[Available data — start]

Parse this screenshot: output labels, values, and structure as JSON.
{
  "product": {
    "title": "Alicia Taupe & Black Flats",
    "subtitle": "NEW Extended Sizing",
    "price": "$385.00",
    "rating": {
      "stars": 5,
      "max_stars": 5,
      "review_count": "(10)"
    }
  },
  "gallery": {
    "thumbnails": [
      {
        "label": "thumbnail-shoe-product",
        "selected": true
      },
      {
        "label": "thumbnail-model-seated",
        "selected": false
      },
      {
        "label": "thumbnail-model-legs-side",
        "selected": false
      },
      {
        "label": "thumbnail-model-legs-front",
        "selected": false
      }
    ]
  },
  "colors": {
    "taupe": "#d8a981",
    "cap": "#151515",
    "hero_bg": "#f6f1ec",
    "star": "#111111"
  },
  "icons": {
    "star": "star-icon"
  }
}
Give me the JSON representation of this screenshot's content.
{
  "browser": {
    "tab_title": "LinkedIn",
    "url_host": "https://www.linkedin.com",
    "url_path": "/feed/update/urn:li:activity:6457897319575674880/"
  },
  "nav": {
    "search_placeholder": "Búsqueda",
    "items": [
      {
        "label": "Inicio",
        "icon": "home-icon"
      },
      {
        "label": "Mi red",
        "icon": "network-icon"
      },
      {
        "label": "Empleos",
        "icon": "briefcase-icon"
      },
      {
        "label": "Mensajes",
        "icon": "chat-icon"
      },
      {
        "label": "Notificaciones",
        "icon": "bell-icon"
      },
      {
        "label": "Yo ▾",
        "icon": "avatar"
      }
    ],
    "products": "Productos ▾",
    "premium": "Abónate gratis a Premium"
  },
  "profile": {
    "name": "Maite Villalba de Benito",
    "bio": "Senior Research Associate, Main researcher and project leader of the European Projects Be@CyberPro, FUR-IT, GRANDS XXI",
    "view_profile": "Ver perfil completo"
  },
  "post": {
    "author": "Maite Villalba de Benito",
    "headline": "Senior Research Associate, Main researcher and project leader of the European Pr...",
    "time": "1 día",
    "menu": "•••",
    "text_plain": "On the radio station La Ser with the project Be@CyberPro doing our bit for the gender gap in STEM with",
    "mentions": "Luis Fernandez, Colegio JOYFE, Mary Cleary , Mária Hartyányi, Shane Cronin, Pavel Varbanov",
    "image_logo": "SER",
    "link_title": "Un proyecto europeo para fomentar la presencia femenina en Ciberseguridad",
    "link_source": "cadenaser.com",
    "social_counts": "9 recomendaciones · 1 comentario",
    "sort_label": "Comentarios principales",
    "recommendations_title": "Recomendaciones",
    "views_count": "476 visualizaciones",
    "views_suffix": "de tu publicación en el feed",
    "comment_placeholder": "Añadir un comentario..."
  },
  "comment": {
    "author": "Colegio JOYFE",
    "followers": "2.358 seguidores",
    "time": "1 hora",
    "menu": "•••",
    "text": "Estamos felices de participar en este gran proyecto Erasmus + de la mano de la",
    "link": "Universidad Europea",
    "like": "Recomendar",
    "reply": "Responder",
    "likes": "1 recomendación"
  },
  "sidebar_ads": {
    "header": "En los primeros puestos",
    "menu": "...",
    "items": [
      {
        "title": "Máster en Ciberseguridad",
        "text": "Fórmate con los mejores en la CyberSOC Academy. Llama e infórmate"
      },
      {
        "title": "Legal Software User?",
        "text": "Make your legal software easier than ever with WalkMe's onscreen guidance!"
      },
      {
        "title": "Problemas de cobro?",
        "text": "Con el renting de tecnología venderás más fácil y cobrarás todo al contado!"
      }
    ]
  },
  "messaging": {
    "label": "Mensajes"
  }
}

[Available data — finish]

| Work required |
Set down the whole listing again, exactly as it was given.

| Result of the exercise |
Parse this screenshot: output labels, values, and structure as JSON.
{
  "product": {
    "title": "Alicia Taupe & Black Flats",
    "subtitle": "NEW Extended Sizing",
    "price": "$385.00",
    "rating": {
      "stars": 5,
      "max_stars": 5,
      "review_count": "(10)"
    }
  },
  "gallery": {
    "thumbnails": [
      {
        "label": "thumbnail-shoe-product",
        "selected": true
      },
      {
        "label": "thumbnail-model-seated",
        "selected": false
      },
      {
        "label": "thumbnail-model-legs-side",
        "selected": false
      },
      {
        "label": "thumbnail-model-legs-front",
        "selected": false
      }
    ]
  },
  "colors": {
    "taupe": "#d8a981",
    "cap": "#151515",
    "hero_bg": "#f6f1ec",
    "star": "#111111"
  },
  "icons": {
    "star": "star-icon"
  }
}
Give me the JSON representation of this screenshot's content.
{
  "browser": {
    "tab_title": "LinkedIn",
    "url_host": "https://www.linkedin.com",
    "url_path": "/feed/update/urn:li:activity:6457897319575674880/"
  },
  "nav": {
    "search_placeholder": "Búsqueda",
    "items": [
      {
        "label": "Inicio",
        "icon": "home-icon"
      },
      {
        "label": "Mi red",
        "icon": "network-icon"
      },
      {
        "label": "Empleos",
        "icon": "briefcase-icon"
      },
      {
        "label": "Mensajes",
        "icon": "chat-icon"
      },
      {
        "label": "Notificaciones",
        "icon": "bell-icon"
      },
      {
        "label": "Yo ▾",
        "icon": "avatar"
      }
    ],
    "products": "Productos ▾",
    "premium": "Abónate gratis a Premium"
  },
  "profile": {
    "name": "Maite Villalba de Benito",
    "bio": "Senior Research Associate, Main researcher and project leader of the European Projects Be@CyberPro, FUR-IT, GRANDS XXI",
    "view_profile": "Ver perfil completo"
  },
  "post": {
    "author": "Maite Villalba de Benito",
    "headline": "Senior Research Associate, Main researcher and project leader of the European Pr...",
    "time": "1 día",
    "menu": "•••",
    "text_plain": "On the radio station La Ser with the project Be@CyberPro doing our bit for the gender gap in STEM with",
    "mentions": "Luis Fernandez, Colegio JOYFE, Mary Cleary , Mária Hartyányi, Shane Cronin, Pavel Varbanov",
    "image_logo": "SER",
    "link_title": "Un proyecto europeo para fomentar la presencia femenina en Ciberseguridad",
    "link_source": "cadenaser.com",
    "social_counts": "9 recomendaciones · 1 comentario",
    "sort_label": "Comentarios principales",
    "recommendations_title": "Recomendaciones",
    "views_count": "476 visualizaciones",
    "views_suffix": "de tu publicación en el feed",
    "comment_placeholder": "Añadir un comentario..."
  },
  "comment": {
    "author": "Colegio JOYFE",
    "followers": "2.358 seguidores",
    "time": "1 hora",
    "menu": "•••",
    "text": "Estamos felices de participar en este gran proyecto Erasmus + de la mano de la",
    "link": "Universidad Europea",
    "like": "Recomendar",
    "reply": "Responder",
    "likes": "1 recomendación"
  },
  "sidebar_ads": {
    "header": "En los primeros puestos",
    "menu": "...",
    "items": [
      {
        "title": "Máster en Ciberseguridad",
        "text": "Fórmate con los mejores en la CyberSOC Academy. Llama e infórmate"
      },
      {
        "title": "Legal Software User?",
        "text": "Make your legal software easier than ever with WalkMe's onscreen guidance!"
      },
      {
        "title": "Problemas de cobro?",
        "text": "Con el renting de tecnología venderás más fácil y cobrarás todo al contado!"
      }
    ]
  },
  "messaging": {
    "label": "Mensajes"
  }
}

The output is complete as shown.